▶ _Exercise description_:
Every line in the data below that includes "name" belongs in the answer, copied as it stands.
Segment Start: Input material
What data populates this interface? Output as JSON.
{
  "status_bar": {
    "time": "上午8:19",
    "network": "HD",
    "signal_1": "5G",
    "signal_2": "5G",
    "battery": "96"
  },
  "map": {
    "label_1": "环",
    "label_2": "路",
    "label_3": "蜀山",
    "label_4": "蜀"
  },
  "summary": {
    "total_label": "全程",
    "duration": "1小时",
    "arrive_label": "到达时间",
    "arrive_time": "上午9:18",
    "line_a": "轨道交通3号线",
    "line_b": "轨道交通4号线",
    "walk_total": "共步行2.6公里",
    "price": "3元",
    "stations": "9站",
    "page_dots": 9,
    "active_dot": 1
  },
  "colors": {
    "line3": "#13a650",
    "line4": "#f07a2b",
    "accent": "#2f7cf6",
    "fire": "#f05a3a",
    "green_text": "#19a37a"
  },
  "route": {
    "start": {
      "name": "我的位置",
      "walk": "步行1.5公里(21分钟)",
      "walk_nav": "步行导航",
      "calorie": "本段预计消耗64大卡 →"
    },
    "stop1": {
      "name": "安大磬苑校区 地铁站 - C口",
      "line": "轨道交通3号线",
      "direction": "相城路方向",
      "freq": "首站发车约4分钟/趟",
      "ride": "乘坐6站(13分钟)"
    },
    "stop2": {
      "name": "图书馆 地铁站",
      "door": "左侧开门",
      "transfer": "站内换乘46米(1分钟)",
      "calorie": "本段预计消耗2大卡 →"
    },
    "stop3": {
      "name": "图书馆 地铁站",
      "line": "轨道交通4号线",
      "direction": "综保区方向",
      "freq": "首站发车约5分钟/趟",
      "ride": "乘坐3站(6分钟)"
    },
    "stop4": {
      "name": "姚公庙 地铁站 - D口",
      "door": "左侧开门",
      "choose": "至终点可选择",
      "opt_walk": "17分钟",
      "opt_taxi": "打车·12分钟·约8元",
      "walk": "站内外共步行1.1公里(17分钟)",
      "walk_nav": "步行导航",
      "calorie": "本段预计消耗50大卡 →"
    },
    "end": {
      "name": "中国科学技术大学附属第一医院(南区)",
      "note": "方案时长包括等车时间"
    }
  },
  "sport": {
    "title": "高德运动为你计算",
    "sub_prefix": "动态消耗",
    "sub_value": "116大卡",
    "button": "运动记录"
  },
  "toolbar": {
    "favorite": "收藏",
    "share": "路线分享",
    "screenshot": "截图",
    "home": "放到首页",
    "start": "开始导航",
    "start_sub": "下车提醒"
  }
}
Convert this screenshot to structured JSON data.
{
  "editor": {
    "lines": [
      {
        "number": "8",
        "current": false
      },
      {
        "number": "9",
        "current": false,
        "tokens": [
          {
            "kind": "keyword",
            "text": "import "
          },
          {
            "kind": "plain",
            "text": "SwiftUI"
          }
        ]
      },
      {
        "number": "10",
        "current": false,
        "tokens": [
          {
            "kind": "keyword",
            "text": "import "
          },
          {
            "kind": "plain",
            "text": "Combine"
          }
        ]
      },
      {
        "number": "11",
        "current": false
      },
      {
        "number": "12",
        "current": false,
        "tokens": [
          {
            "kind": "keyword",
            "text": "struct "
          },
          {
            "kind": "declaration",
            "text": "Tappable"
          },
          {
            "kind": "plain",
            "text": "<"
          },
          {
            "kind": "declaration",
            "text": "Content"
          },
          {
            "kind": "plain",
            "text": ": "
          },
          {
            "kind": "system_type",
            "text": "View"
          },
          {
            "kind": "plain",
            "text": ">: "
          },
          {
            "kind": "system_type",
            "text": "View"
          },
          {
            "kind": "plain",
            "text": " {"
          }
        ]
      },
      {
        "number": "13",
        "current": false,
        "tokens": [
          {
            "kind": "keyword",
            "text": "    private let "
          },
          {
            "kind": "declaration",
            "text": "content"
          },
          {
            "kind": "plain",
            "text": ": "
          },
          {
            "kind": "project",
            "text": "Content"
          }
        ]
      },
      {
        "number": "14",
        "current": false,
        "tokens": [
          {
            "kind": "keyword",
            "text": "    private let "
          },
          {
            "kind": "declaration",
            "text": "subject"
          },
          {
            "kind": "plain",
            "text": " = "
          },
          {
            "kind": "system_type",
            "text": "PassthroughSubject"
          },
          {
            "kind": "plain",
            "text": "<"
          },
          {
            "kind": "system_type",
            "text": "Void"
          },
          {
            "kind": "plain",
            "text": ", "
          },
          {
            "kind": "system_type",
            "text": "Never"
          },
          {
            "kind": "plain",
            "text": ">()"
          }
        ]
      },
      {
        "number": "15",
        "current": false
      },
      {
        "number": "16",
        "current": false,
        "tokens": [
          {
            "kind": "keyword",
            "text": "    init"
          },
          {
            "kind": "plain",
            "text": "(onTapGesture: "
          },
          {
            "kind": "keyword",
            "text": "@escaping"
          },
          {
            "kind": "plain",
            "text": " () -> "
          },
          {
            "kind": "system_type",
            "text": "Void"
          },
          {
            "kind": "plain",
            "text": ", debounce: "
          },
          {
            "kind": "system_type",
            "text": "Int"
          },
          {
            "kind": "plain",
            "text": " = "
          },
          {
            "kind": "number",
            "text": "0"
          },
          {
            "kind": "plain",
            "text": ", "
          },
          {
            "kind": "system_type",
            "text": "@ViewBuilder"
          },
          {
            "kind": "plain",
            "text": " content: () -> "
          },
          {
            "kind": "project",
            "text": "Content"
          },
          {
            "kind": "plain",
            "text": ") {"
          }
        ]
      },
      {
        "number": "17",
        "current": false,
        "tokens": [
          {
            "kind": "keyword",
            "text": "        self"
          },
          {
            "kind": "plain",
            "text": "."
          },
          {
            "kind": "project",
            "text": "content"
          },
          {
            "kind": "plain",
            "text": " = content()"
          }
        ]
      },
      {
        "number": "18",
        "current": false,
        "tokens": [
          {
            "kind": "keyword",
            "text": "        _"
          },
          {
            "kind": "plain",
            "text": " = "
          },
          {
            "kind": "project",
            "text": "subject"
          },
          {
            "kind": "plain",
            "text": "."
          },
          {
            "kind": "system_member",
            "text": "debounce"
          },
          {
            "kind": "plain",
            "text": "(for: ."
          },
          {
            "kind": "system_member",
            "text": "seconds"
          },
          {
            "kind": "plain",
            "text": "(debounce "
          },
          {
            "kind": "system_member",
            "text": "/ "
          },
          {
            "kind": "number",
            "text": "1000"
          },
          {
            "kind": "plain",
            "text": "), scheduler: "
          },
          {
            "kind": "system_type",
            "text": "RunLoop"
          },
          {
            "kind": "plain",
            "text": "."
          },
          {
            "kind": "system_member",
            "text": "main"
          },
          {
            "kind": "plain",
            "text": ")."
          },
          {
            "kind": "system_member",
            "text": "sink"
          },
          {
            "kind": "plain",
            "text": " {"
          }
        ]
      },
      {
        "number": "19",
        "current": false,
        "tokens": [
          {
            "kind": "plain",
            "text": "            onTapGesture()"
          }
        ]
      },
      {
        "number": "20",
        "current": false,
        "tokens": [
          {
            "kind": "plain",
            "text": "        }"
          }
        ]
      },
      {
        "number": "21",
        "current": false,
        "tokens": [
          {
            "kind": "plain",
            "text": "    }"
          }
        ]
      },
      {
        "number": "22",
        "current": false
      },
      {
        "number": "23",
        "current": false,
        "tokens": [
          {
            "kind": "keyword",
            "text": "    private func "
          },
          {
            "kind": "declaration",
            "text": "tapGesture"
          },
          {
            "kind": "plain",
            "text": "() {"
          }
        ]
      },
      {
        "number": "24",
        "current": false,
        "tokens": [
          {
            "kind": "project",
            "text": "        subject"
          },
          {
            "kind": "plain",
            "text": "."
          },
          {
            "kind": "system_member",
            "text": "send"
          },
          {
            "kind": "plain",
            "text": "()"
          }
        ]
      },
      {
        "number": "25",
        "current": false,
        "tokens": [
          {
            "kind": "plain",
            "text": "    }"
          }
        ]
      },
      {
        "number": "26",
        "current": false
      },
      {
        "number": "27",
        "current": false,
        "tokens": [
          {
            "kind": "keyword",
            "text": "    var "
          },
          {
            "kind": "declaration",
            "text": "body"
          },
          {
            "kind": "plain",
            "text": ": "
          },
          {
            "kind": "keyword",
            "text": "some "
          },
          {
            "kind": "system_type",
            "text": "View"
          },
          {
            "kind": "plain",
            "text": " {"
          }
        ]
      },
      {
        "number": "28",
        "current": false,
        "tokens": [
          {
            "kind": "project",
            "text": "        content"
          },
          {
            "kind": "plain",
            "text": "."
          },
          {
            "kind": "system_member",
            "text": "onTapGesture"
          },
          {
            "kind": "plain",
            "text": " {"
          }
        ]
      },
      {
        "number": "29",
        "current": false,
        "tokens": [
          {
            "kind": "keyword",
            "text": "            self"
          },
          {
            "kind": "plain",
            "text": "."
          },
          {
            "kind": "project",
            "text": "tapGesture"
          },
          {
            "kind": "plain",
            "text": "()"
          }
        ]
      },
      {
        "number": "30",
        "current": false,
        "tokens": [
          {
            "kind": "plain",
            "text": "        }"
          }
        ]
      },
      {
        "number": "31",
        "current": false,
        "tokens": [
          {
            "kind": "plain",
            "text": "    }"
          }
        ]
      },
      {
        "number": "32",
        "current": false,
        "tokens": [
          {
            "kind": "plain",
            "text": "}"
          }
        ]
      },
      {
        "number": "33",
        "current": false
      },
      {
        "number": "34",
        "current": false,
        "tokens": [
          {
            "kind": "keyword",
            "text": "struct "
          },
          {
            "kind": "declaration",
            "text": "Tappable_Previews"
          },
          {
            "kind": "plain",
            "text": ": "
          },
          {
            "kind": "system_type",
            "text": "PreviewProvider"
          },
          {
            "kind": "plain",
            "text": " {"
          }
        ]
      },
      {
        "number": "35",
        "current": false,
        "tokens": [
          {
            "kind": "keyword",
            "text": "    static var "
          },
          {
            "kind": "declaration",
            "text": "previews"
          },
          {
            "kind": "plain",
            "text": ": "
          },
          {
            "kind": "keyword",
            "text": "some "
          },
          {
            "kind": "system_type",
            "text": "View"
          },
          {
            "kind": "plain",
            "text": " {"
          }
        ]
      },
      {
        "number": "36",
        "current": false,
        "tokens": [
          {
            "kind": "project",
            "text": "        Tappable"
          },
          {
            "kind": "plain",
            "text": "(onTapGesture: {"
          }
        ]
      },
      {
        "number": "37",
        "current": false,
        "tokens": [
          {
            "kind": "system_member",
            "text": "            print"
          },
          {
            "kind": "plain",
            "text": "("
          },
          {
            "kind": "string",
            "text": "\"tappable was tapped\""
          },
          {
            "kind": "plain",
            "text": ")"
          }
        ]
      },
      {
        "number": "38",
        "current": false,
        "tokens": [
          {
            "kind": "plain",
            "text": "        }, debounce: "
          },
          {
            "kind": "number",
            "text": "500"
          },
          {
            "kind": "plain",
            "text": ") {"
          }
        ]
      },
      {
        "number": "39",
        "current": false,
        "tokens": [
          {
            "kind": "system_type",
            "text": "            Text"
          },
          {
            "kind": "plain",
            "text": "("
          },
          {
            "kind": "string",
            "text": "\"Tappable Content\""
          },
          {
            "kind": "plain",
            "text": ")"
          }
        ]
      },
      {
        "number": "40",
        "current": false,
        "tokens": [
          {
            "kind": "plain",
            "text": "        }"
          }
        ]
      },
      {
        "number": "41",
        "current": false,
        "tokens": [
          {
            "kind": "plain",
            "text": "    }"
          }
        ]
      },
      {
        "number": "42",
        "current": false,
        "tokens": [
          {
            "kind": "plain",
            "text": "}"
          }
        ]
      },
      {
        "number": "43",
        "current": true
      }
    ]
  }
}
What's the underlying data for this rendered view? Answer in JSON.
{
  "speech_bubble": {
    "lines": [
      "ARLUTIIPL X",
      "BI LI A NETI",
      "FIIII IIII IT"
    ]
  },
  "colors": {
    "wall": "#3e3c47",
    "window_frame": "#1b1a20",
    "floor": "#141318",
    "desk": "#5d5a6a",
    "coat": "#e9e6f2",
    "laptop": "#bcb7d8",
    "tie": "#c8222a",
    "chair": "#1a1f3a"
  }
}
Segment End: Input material
▶ _Completed exercise_:
      "name": "我的位置",
      "name": "安大磬苑校区 地铁站 - C口",
      "name": "图书馆 地铁站",
      "name": "图书馆 地铁站",
      "name": "姚公庙 地铁站 - D口",
      "name": "中国科学技术大学附属第一医院(南区)",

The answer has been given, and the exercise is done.